  • Plugin isolation at a different process.
  • Blacklisting.
  • Development improvements will be integrated at Google Gears. This way other browsers can still benefit Google improvements, and applications can be cross-browser compilant. But, if Chrome has a much bigger throughput, Gears will crawl instead of running on them (IMHO)...
  • At page 36 they state they believe Open Source, not standards (at least not at their 'unifing' function): "Open standards are one way to help all browsers get better. The team has also done some interesting things with speed, stability and the ui, like the new tab page. Some of them might become standards, some might not. But since it's open source other browser developers cant take what they want out of it".
    • IMHO tis is true... in part. If you "unstandar"what browsers do, pages won't behave the same way. Nevertheless, also IMHO, this is the right way of thinking. Standards are slow and burocracy limited.
Let's see what it has to offer... Reading the comic has created a great envy on me. It must be great working at Google pushing the limits of the web instead of struggling with its limitations!

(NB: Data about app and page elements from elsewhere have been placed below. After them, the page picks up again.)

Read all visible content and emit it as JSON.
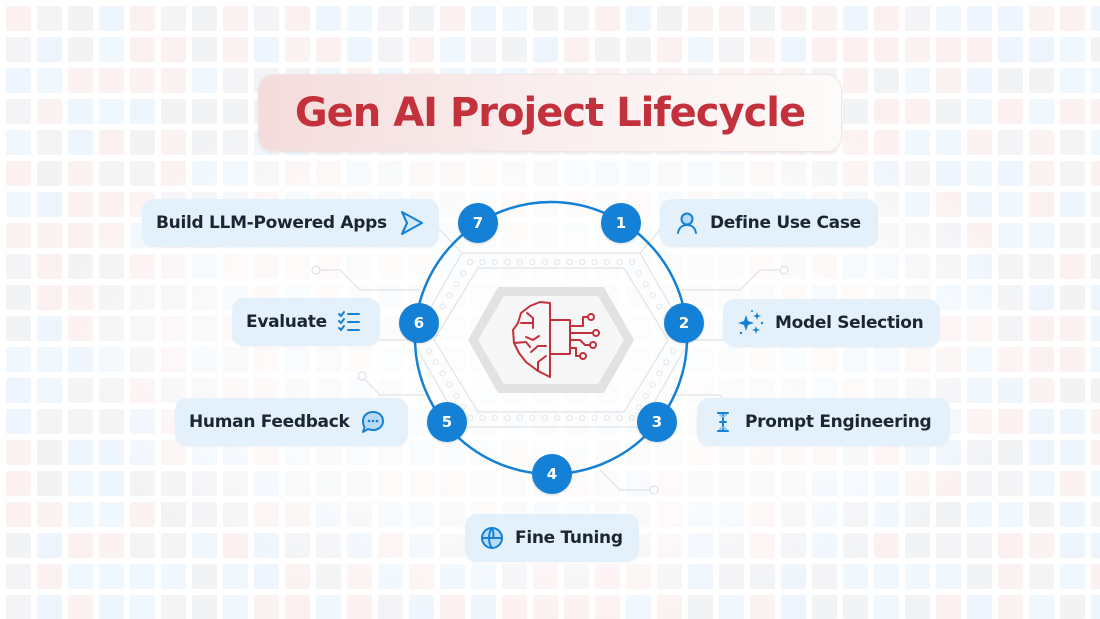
{
  "title": "Gen AI Project Lifecycle",
  "colors": {
    "title": "#c3323c",
    "accent_blue": "#1481d6",
    "pill_bg": "#e4f1fb",
    "label_text": "#1b2633",
    "brain_icon": "#c3323c"
  },
  "center": {
    "icon": "brain-circuit-icon"
  },
  "steps": [
    {
      "number": "1",
      "label": "Define Use Case",
      "icon": "user-icon"
    },
    {
      "number": "2",
      "label": "Model Selection",
      "icon": "sparkles-icon"
    },
    {
      "number": "3",
      "label": "Prompt Engineering",
      "icon": "text-cursor-icon"
    },
    {
      "number": "4",
      "label": "Fine Tuning",
      "icon": "globe-icon"
    },
    {
      "number": "5",
      "label": "Human Feedback",
      "icon": "chat-bubble-icon"
    },
    {
      "number": "6",
      "label": "Evaluate",
      "icon": "checklist-icon"
    },
    {
      "number": "7",
      "label": "Build LLM-Powered Apps",
      "icon": "play-arrow-icon"
    }
  ]
}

Is geolocation interesting information? Have you ever wanted to geolocate a blog? BlewSpace is a new Google Maps mashup which aims geolocating every blog out there. It might not be considered geolocation but georegistration, but in the end there's a map full of blogs so you can place yours. You can register your blogs for people to locate it. You can also categorize it, and even ping it (so I can't register other people blogs and say it's about crap).
It's still in early beta (2.0 fashion ;) ), and there's an interesting wishlist you can increase.
From a commercial point of view I think BlewSpace has some interesting potential, specially for bloggers meeting arrangement. When BlewSpace activates spatial querying you could list the blogs at your city, for example.
Geolocation makes Web 2.0 communities more tangible. They're not only groups of virtual avatars, but actual people, some of them living next to you.

Richfaces 3.1 RC6

Today, Richfaces 3.1 RC6 has been released. It's not the final, stable version (which was promised for 9/6), but at least you can finally visit Richfaces 3.1 Demos. This is a long awaited version for all of us who use this library because it finally includes a must-have: calendar component.

For those who doesn't know Richfaces, I'll just say it's an Ajax-powered JSF component library, just like ICEFaces. I tried both some months, and I chose Richfaces.

Main new features:

  • rich:calendar - until now, a reason to use ICEFaces instead of Ajax4JSF + RichFaces
  • rich:message and rich:messages, replacements for h:message and h:messages.
  • rich:tooltip
  • rich:scrollableDataTable
Last but not least, Ajax4JSF and Richfaces have merged. This is good for users (having a library is easier and more comfortable than having two), but it's important from a marketing point of view: they can now say Richfaces has 50+ components, so they can compete against ICEFaces in a numerical fashion. You know, I realize this is just marketing, but this kind of comparisons are important for newcomers.